If your air conditioning system isn’t cooling as well as it used to—or if it’s been awhile since someone has serviced it—it’s time to schedule an HVAC technician so they can check the refrigerant.
Why do you need to have the refrigerant checked?
Your air conditioner is a closed system. The refrigerant within it evaporates and condenses in a continual loop. In theory (and in a perfect world), an air conditioner would be able to use the same amount of refrigerant throughout the life of the product.
But your air conditioner is a hard-working piece of equipment with many components. Minor leaks are common. When your air conditioner loses even a small amount of refrigerant, it causes a change in pressure, making it harder for your air conditioner to cool your home.
Can you check the refrigerant levels yourself?
No. To handle refrigerant and service high-pressure equipment, a technician is required to earn a special certification by passing an EPA-approved test. Training and certification qualifies a technician to safely check and adjust your air conditioner’s refrigerant levels.
To determine the proper refrigerant level, your technician will take quite a few factors into consideration, such as the capacity of the system and the performance of components within the system, and make calculations using refrigeration gauges. It’s a sophisticated task that requires an expert.
What are the signs that your refrigerant levels need to be checked?
There are a number of signs that you need to have your refrigerant level checked:
Spaces that used to be cool aren’t anymore.
The unit runs often but the house isn’t as cool as it used to be.
Airflow through the registers is poor.
You see ice on the evaporator coil.
You hear hissing coming from the unit.
How often should you have your refrigerant level checked?
Manufacturers recommend that you have your refrigerant level checked once a year.

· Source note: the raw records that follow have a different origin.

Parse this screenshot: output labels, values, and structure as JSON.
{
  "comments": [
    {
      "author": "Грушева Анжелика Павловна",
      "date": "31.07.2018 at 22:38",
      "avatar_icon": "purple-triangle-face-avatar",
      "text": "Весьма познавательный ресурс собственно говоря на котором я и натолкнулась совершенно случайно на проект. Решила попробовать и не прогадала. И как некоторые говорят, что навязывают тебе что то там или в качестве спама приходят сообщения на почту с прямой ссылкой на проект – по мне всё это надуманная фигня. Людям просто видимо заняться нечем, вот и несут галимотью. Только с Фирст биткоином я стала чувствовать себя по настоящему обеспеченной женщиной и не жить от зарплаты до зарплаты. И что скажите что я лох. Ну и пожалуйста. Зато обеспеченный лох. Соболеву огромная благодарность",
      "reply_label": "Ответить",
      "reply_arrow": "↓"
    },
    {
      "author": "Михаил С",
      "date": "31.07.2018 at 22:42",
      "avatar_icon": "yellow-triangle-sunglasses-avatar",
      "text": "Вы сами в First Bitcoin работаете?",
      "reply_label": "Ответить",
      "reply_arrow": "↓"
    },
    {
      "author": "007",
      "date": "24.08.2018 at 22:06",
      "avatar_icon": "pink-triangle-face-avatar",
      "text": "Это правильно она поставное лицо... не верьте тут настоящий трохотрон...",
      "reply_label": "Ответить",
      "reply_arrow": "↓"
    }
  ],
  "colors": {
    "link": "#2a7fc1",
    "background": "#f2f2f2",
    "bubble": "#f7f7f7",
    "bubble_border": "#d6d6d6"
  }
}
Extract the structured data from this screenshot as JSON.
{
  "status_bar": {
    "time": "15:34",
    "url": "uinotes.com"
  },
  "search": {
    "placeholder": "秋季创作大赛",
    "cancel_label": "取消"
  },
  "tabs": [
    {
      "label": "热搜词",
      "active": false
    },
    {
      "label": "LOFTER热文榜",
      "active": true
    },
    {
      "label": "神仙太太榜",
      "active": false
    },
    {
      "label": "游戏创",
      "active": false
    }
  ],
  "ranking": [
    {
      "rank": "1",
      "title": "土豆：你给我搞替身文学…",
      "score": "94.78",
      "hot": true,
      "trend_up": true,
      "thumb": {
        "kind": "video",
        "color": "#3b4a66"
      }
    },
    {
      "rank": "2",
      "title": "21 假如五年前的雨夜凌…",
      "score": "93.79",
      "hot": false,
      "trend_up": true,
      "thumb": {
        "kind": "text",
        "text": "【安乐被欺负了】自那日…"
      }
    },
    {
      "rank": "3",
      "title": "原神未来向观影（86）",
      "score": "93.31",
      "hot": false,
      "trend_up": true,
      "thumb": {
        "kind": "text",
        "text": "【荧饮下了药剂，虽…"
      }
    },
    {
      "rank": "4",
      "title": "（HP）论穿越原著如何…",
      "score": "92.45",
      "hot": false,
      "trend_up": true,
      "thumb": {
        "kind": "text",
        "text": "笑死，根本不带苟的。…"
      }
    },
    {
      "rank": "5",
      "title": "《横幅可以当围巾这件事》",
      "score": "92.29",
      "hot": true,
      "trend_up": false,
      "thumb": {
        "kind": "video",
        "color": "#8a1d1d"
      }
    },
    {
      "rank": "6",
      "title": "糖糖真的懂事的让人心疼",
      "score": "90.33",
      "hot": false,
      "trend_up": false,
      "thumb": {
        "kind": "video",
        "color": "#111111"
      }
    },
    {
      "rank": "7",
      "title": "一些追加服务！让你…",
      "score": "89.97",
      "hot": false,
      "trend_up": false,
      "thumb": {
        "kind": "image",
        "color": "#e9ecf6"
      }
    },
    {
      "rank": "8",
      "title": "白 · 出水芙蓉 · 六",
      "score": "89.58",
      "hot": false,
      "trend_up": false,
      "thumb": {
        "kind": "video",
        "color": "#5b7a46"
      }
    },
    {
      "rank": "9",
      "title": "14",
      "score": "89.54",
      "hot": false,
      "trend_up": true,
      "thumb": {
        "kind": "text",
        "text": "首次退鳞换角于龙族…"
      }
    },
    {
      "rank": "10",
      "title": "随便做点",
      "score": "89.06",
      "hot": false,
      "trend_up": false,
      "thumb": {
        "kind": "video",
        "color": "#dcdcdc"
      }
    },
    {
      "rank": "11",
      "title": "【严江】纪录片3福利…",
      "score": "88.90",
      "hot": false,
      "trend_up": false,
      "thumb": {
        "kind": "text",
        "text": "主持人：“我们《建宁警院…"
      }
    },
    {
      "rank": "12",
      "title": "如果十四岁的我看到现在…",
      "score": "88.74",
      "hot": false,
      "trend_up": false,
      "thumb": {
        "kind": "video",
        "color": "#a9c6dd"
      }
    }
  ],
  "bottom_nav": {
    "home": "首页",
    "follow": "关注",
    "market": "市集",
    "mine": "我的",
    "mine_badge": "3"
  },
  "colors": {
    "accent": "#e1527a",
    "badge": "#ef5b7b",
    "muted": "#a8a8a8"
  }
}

Of course, if you’re experiencing any of the above problems, you may need to call sooner.
For our Comfort Care customers, we check air conditioner refrigerant levels yearly.